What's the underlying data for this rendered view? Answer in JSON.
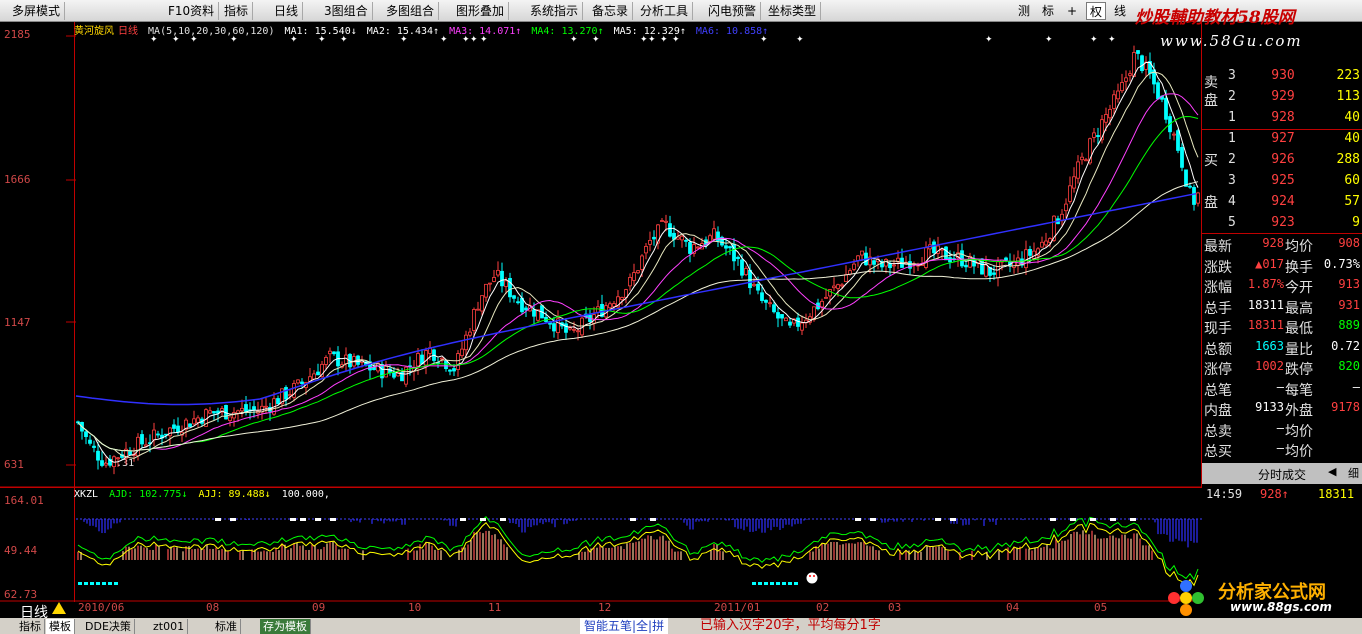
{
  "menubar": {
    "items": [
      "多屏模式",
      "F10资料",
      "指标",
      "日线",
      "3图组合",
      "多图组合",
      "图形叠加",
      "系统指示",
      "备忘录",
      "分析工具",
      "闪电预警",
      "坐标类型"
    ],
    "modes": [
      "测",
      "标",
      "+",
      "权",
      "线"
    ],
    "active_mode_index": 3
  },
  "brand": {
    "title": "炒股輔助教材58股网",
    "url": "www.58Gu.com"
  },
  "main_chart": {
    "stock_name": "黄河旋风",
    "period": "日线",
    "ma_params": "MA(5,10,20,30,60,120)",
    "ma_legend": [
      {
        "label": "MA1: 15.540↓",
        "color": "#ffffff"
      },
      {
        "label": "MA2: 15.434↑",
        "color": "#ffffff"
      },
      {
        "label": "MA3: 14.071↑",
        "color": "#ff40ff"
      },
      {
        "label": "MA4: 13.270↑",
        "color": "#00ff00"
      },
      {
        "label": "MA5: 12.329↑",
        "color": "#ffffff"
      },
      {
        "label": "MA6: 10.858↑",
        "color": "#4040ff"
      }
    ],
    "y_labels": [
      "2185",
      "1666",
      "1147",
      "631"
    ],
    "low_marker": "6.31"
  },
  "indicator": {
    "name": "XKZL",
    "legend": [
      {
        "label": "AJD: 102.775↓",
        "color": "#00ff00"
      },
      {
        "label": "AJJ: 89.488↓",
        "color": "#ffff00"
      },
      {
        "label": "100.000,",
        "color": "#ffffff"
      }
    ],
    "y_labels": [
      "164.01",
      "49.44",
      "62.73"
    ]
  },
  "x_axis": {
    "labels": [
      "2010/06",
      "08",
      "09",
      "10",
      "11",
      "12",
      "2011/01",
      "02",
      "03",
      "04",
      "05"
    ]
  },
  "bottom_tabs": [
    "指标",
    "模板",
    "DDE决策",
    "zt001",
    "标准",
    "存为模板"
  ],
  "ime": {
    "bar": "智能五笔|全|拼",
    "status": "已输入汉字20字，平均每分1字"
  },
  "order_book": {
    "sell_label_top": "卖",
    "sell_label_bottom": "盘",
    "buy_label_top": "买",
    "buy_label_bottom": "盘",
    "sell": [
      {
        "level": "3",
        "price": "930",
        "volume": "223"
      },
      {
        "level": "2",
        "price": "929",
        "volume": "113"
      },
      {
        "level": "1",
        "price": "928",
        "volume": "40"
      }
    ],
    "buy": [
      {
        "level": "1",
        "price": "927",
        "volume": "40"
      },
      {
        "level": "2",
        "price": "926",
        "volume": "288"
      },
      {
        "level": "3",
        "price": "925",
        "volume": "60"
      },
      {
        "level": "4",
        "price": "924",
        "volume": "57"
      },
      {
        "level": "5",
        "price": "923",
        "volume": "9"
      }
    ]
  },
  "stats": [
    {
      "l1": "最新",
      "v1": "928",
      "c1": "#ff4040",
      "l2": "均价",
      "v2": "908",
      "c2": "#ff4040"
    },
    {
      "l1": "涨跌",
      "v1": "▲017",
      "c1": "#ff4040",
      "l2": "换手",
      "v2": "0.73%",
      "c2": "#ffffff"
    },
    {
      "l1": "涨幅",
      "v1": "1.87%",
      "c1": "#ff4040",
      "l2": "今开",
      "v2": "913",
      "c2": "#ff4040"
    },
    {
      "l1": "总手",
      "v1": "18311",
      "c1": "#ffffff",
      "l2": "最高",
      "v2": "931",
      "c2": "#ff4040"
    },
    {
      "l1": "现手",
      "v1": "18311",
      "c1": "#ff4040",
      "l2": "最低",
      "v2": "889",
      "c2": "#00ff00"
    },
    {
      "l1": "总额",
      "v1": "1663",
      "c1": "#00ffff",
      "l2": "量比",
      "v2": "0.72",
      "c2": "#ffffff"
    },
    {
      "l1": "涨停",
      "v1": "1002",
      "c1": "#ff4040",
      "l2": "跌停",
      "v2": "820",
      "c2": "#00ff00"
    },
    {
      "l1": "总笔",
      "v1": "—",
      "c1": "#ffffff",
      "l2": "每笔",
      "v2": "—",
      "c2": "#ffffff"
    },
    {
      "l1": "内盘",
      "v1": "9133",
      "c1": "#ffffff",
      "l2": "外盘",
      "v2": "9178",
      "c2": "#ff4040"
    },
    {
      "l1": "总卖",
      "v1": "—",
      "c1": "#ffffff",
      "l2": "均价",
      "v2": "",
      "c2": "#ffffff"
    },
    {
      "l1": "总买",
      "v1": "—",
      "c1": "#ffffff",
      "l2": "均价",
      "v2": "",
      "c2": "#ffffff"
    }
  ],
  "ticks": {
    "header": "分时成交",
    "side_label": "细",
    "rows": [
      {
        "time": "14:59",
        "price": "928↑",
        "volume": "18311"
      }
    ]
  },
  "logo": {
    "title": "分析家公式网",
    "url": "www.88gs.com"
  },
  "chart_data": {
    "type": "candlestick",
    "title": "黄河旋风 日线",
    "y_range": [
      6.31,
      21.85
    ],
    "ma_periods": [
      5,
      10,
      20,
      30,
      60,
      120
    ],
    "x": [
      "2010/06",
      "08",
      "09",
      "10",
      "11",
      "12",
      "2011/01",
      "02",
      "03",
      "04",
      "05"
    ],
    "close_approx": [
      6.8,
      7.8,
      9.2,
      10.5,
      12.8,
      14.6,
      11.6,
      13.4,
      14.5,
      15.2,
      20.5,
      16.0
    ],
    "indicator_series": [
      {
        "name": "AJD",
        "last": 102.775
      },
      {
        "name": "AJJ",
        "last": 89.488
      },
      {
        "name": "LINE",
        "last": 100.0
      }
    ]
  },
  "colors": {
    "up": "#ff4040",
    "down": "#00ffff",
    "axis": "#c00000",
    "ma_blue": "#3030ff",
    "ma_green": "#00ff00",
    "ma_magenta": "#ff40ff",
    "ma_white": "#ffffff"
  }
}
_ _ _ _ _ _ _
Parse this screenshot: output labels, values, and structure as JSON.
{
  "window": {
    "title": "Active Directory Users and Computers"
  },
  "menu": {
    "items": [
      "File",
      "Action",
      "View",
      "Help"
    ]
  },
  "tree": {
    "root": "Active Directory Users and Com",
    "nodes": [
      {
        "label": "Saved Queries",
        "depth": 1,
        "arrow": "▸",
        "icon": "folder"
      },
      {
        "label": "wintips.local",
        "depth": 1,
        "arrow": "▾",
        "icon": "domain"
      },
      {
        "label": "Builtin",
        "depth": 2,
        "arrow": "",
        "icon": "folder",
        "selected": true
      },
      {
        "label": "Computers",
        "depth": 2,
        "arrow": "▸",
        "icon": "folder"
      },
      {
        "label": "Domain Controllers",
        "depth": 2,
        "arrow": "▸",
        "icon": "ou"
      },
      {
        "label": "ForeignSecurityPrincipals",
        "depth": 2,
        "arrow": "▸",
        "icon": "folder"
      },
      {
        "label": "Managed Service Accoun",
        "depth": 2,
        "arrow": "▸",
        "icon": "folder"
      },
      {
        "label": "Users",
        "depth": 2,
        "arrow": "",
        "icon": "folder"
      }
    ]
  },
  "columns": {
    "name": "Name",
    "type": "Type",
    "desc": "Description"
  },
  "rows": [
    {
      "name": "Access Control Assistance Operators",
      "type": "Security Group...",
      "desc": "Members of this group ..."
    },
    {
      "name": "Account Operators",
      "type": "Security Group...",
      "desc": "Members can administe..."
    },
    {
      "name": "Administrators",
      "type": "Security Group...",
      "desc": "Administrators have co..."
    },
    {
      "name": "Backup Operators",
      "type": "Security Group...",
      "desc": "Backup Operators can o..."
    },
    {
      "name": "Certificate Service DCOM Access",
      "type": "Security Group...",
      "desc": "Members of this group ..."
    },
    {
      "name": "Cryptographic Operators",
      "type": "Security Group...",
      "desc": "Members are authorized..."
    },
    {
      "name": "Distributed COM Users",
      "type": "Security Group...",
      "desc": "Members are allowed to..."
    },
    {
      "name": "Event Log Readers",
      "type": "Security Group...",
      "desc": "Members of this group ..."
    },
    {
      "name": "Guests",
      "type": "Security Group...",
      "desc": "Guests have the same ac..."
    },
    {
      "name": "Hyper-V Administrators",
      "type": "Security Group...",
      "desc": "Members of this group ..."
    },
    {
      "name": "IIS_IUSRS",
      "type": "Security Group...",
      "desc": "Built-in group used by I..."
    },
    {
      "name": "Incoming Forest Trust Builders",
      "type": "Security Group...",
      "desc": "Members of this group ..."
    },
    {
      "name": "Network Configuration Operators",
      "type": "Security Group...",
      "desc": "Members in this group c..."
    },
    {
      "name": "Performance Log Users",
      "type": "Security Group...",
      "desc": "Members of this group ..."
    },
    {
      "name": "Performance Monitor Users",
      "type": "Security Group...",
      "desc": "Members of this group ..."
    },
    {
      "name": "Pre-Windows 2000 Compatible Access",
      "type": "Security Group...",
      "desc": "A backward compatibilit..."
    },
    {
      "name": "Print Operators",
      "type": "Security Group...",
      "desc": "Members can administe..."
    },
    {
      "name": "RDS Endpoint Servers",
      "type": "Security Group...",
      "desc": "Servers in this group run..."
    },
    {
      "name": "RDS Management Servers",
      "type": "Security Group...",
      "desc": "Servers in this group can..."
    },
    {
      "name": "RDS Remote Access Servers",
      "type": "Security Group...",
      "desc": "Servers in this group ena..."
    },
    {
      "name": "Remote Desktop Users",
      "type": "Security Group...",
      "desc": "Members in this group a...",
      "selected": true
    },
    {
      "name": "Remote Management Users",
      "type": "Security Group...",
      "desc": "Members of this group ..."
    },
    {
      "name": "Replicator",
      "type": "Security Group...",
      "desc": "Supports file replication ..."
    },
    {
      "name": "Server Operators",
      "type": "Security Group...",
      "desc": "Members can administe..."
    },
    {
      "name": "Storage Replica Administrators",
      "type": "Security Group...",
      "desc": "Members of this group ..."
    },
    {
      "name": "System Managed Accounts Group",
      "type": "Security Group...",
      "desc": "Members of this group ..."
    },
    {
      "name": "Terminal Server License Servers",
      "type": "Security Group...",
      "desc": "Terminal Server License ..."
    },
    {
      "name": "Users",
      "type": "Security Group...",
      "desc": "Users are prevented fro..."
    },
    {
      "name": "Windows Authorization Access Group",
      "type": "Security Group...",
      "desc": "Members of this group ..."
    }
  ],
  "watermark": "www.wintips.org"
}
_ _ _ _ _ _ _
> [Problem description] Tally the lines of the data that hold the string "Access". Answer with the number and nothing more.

> [Exercise solution] 5